Victorian Wedding Rings
Today’s research reading on Victorian wedding rings–and engagement rings–comes to you from pages 48-49 of The Jewelers’ Circular and Horological Review, Vol XV, No. 2, March 1884. I’ve reached a point in my current novel draft where the hero believes he has reason to purchase an engagement ring, so of course I went looking to make sure that was a thing in the 1890s, and to see what sort of ring he might buy. Something with just pearls, I think–he’s not quite sentimental enough to spring for the turquoise and seed pearl forget-me-not!
Buying Wedding Rings.
A shy young man went into a Broadway jeweler’s store, so says a local reporter, and looked at gentlemen’s rings, fingering them and asking questions about them, and yet appearing to take only a forced interest in them. The jeweler’s clerk whispered to a bystander, “By-and-by he will come around to the wedding or engagement rings. That is what he has come after.” Sure enough, the young man presently pointed to a tray of flat gold band rings. “What are they for?” he inquired. The clerk said that they were merely fancy rings, worn by ladies and gentlemen, and that some folks bought them for wedding rings. The shy young man tried two or three on his little finger, and, finding one that would not quite go over his knuckle, said, “Give me this one.
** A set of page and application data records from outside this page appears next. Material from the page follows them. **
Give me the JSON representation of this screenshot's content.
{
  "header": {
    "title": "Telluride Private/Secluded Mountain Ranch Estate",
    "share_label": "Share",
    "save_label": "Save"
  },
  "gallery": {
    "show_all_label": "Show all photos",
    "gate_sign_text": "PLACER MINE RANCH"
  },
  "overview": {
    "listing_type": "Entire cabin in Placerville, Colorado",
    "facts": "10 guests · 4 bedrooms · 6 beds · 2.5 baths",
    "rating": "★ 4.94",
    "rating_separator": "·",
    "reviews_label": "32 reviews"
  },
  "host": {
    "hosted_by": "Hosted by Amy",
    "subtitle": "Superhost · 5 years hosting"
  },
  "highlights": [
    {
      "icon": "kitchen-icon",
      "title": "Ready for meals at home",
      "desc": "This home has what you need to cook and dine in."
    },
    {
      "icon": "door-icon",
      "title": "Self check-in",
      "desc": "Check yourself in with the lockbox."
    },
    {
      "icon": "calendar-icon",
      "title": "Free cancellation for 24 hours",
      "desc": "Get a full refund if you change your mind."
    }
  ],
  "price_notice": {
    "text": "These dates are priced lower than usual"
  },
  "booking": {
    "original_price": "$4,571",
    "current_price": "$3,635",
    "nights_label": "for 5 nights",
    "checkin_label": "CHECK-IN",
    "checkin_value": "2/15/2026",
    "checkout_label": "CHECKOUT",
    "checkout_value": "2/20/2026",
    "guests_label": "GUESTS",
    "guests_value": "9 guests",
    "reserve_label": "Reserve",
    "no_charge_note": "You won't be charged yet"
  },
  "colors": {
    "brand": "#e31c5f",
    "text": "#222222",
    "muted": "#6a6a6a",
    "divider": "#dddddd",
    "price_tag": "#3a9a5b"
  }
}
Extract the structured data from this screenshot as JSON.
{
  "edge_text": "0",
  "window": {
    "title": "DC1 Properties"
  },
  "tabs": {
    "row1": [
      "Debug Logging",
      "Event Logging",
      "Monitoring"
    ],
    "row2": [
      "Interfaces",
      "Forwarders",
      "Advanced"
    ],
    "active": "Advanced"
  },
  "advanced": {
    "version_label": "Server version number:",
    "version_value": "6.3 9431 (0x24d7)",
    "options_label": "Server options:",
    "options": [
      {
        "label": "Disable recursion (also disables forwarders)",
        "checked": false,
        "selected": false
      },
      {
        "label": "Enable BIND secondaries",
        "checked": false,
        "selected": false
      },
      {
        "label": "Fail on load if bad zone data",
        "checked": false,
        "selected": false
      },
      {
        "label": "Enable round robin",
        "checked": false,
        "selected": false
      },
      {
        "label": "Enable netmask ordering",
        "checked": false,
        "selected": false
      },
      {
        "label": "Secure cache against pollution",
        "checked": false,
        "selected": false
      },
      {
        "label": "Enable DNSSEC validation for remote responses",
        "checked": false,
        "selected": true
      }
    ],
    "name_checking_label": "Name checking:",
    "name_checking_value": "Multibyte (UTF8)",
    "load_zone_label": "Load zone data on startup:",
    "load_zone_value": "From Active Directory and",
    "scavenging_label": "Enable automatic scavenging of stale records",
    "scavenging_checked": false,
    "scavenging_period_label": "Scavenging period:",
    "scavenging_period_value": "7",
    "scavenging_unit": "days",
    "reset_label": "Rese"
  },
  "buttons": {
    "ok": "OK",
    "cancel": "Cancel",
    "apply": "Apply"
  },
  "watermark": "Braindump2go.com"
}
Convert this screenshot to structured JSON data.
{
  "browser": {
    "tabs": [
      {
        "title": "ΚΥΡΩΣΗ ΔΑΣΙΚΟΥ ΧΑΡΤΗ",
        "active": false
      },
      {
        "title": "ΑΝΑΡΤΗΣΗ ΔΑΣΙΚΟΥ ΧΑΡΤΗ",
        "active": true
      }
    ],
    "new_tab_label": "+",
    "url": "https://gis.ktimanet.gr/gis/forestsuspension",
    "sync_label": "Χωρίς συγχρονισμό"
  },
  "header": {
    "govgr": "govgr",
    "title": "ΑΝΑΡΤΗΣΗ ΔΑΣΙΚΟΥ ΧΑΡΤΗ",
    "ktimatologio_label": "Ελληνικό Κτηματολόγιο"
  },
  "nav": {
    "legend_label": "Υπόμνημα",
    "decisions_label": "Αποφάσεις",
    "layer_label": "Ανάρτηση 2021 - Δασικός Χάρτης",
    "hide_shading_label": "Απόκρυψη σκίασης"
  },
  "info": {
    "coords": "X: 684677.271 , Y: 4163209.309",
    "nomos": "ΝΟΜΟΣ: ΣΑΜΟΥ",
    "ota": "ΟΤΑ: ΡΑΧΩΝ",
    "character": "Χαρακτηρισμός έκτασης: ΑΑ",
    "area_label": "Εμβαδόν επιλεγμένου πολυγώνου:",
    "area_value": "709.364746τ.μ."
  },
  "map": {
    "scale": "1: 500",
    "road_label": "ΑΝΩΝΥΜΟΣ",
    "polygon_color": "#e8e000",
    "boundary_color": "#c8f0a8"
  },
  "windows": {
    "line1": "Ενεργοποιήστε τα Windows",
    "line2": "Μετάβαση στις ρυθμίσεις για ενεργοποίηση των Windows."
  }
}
How much is it?”
“It’s five dollars,” said the clerk, “but if you want a wedding ring I would advise you not to buy it. Every now and then we sell them to people who insist upon having them, but as soon as they find out the fashion they come back and have them melted up and rolled up into this old-fashioned round form. The only wedding ring is the round ring, plain and simple.”
“Gimme a round one, then; same size as this.”
He got one and went away. The clerk laughed, and said he could tell when a young man wanted a wedding or engagement ring every time; though sometimes they ask to be shown clocks, bracelets, or anything rather than what they come for. Very many come right to the point, though they stammer and falter about it quite painfully. Others again ask frankly and boldly to see what they want. “There never has been a change int he fashion of wedding rings,” said the clerk; “the plain round gold ring has always been the only correct thing. Men sometimes choose other kinds, but women never make that mistake.”
“Do women choose their own wedding rings?”
“Oh, very often. Frequently they come in alone, fit a ring to the right finger and leave it for the prospective bridegroom to pay for. Sometimes they pay for it and take it away, and of course the young man reimburses them. Quite often, too, the brides come in with their mothers. Very serious and grave the mothers are, and show neither timidity nor sentiment. They ask for wedding rings, they look them over, buy one, and go away. Irish and German girls often bring their lovers as well as their mothers. There is not a funnier sight in the world than to see a clumsy fellow hanging behind and looking unutterably foolish while his sweetheart and her mother discuss the purchase. They pay no attention to him until they come to the final selection. Then they tell him how much is to be paid and he pays it and they all go out. Irishmen are apt to be close buyers. They will scarcely ever buy anything without knocking something off the price, but no Irishman ever haggles over a wedding or engagement ring. It does not matter if the wedding ring he chooses comes as high as nine dollars. He pays the price without a murmur.”
“Many foreigners, particularly Germans, exchange wedding rings. The bride pays for the groom’s ring and vice versa. At the altar they exchange rings. They come in together to buy them.”
“What is the fashion in engagement rings?”
“Oh, there is no fashion in them particularly. Any pretty ring set with small stones does for the purpose. Turquoises and pearls are popular just now, and so are pearls by themselves. Diamonds are the rage with people who can afford them, and from that the precious stones range downward in price to amethysts. Engagement rings cost from $15 to $150; wedding rings from $5 to $15. Very many persons have initials, dates, or mottoes engraved in their wedding rings. ‘Mizpah,’ or ‘Thine forever’ are favorites, but the commonest custom is to have merely the initials and date–‘J.S. to S.J., Nov. 11, 1883’–cut in the inner surface of the ring. Nothing is engraved in engagement rings. The manner of wearing them has changed, however. They used to be word on the index finger of the left hand, you know, but the ladies think that a little too much of an advertisement nowadays, and they wear them on the third finger of the right hand. That finger of the left hand is still the one on which wedding rings are worn.”
On page 39 of the same issue, you will find an article on Electric Jewelry! Perhaps I’ll find a way to work that into a future story.